With 3,800 exhibitors, CES 2016 included a fair share of startups aiming to make their mark in the consumer technology space.
Whether or not any move beyond startup status, they still highlight a number of important themes: home broadband and IoT service management, monetization opportunities for service providers, niche wearables and the role of analytics.
Beyond drones and phones, AR/VR and connected car, the building blocks of an IoT ecosystem – from silicon to network technologies – were a major part of what people came to CES 2016 to discuss.
While IoT deployments are moving forward, the need to build out foundational aspects of the ecosystem at the connectivity layer suggests that expectations of spectacular near-term growth should be tempered.
While scheduled in the run-up to CES, AT&T’s Developer Summit has slowly evolved towards a focus on B2B and B2B2C applications.
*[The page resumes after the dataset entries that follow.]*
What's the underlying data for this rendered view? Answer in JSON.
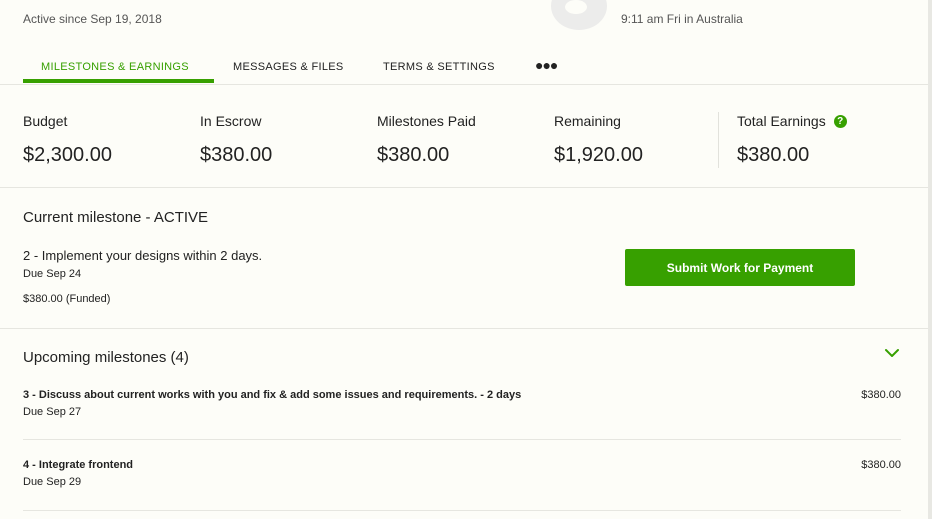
{
  "header": {
    "active_since": "Active since Sep 19, 2018",
    "local_time": "9:11 am Fri in Australia"
  },
  "tabs": [
    {
      "label": "MILESTONES & EARNINGS",
      "active": true
    },
    {
      "label": "MESSAGES & FILES",
      "active": false
    },
    {
      "label": "TERMS & SETTINGS",
      "active": false
    }
  ],
  "more_label": "●●●",
  "stats": [
    {
      "label": "Budget",
      "value": "$2,300.00"
    },
    {
      "label": "In Escrow",
      "value": "$380.00"
    },
    {
      "label": "Milestones Paid",
      "value": "$380.00"
    },
    {
      "label": "Remaining",
      "value": "$1,920.00"
    },
    {
      "label": "Total Earnings",
      "value": "$380.00"
    }
  ],
  "help_glyph": "?",
  "current_milestone": {
    "title": "Current milestone - ACTIVE",
    "name": "2 - Implement your designs within 2 days.",
    "due": "Due Sep 24",
    "amount": "$380.00 (Funded)",
    "submit_label": "Submit Work for Payment"
  },
  "upcoming": {
    "title": "Upcoming milestones (4)",
    "items": [
      {
        "name": "3 - Discuss about current works with you and fix & add some issues and requirements. - 2 days",
        "due": "Due Sep 27",
        "amount": "$380.00"
      },
      {
        "name": "4 - Integrate frontend",
        "due": "Due Sep 29",
        "amount": "$380.00"
      }
    ]
  },
  "colors": {
    "accent": "#37a000",
    "background": "#fdfdf8"
  },
  "icons": [
    "help-icon",
    "chevron-down-icon",
    "more-icon"
  ]
}
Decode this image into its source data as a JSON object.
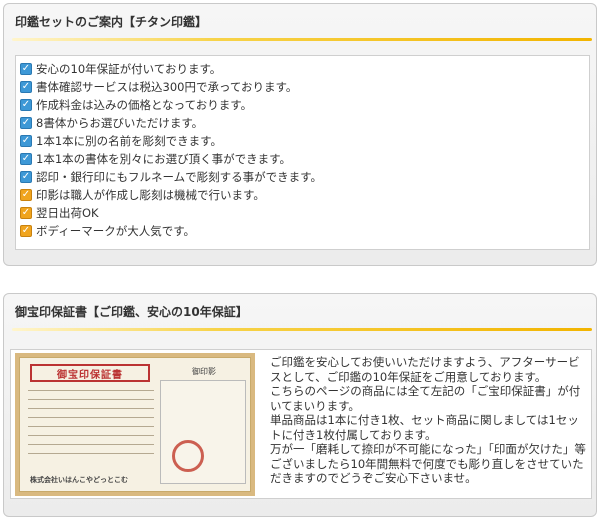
{
  "section1": {
    "title": "印鑑セットのご案内【チタン印鑑】",
    "items": [
      {
        "text": "安心の10年保証が付いております。",
        "check": "blue"
      },
      {
        "text": "書体確認サービスは税込300円で承っております。",
        "check": "blue"
      },
      {
        "text": "作成料金は込みの価格となっております。",
        "check": "blue"
      },
      {
        "text": "8書体からお選びいただけます。",
        "check": "blue"
      },
      {
        "text": "1本1本に別の名前を彫刻できます。",
        "check": "blue"
      },
      {
        "text": "1本1本の書体を別々にお選び頂く事ができます。",
        "check": "blue"
      },
      {
        "text": "認印・銀行印にもフルネームで彫刻する事ができます。",
        "check": "blue"
      },
      {
        "text": "印影は職人が作成し彫刻は機械で行います。",
        "check": "orange"
      },
      {
        "text": "翌日出荷OK",
        "check": "orange"
      },
      {
        "text": "ボディーマークが大人気です。",
        "check": "orange"
      }
    ]
  },
  "section2": {
    "title": "御宝印保証書【ご印鑑、安心の10年保証】",
    "certificate": {
      "title": "御宝印保証書",
      "seal_label": "御印影",
      "company": "株式会社いはんこやどっとこむ"
    },
    "paragraphs": [
      "ご印鑑を安心してお使いいただけますよう、アフターサービスとして、ご印鑑の10年保証をご用意しております。",
      "こちらのページの商品には全て左記の「ご宝印保証書」が付いてまいります。",
      "単品商品は1本に付き1枚、セット商品に関しましては1セットに付き1枚付属しております。",
      "万が一「磨耗して捺印が不可能になった」「印面が欠けた」等ございましたら10年間無料で何度でも彫り直しをさせていただきますのでどうぞご安心下さいませ。"
    ]
  }
}
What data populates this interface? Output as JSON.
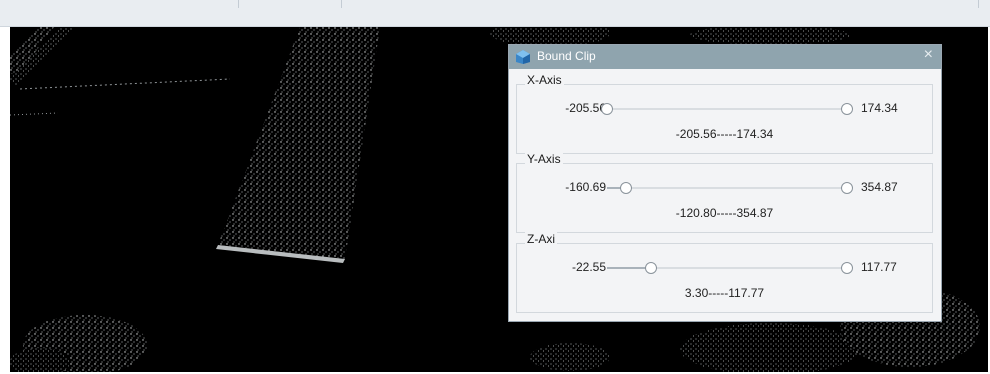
{
  "window": {
    "title": "Bound Clip",
    "close_symbol": "×"
  },
  "axes": [
    {
      "label": "X-Axis",
      "min": -205.56,
      "max": 174.34,
      "min_label": "-205.56",
      "max_label": "174.34",
      "low": -205.56,
      "high": 174.34,
      "range_text": "-205.56-----174.34"
    },
    {
      "label": "Y-Axis",
      "min": -160.69,
      "max": 354.87,
      "min_label": "-160.69",
      "max_label": "354.87",
      "low": -120.8,
      "high": 354.87,
      "range_text": "-120.80-----354.87"
    },
    {
      "label": "Z-Axi",
      "min": -22.55,
      "max": 117.77,
      "min_label": "-22.55",
      "max_label": "117.77",
      "low": 3.3,
      "high": 117.77,
      "range_text": "3.30-----117.77"
    }
  ],
  "colors": {
    "titlebar": "#8fa4ae",
    "viewport": "#000000",
    "pointcloud": "#cfd3d4"
  },
  "icons": {
    "app": "bound-clip-icon",
    "close": "close-icon"
  }
}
With IoT and smart city initiatives taking center stage, 2016 was no exception.
If the objective of the summit is to drive developer activity that directly benefits AT&T, this evolution is a good thing.
Even before CES kicked off (the official Day One is January 6th), the key themes and topics were well discussed in the media: virtual reality/augmented reality, drones, IoT and wearables, smart home innovations, connected audio, and smartphone and tablet launches from insurgent players. Pre-launches and pre-briefings virtually ensured that these predictions would be accurate and the announcements coming just prior to the show essentially verified them. Continue reading “CES 2016: Day Zero – Has AT&T Finally Got Its Developer Summit Right?”→
Every year, many of our analyses get largely ignored – read many fewer times than the rest. In 2015, the topics of these reports were varied, including: big data, OSS/BSS, branding, video, SDN/NFV solutions and corporate acquisitions.
In many ways, the least read reports shared common themes with the most read reports. To that end, all include important insights key for telecom vendor and operator success.
Looking at the top-read reports of 2015 (see What Was Hot in 2015: The Technologies, Topics, and Events You Cared About) was an exercise in tracking what was most important in telecom over the last year. It might not be surprising, then, that SDN/NFV, 5G and strategic vendor moves (acquisitions and partnerships) dominated the list. Against that backdrop, it should be surprising that many of the same topics were well represented in a list of our least-read reports. And yet, looking at reports that generated well below average readership (25% or less of the average 2015 report), this is exactly what we found; reports focused on SDN/NFV, 5G, vendor acquisitions…not to mention video solutions, data analytics and back-office evolutions.
In 2015, SDN and NFV continued to dominate our “most read reports” list, with 5G gaining interest as well.
Beyond specific technologies, major vendor moves – partnerships and acquisitions – garnered plenty of attention.
Ignoring smaller vendors or less buzzed-about technologies could be dangerous if it leaves vendors and service providers exposed to disruptive market forces.
In an attempt to provide insight into a wide array of telecom network trends and technologies, it’s only natural that some of our analyses will be better read than others. That attention may be due to any number of factors, but interest in the topic is generally the most important driver. In other words, reports about topics that people care about should be the most read, with the top analyses of 2015 pointing to the most important trends and themes of the year. Continue reading “What Was Hot in 2015: The Technologies, Topics, and Events You Cared About”→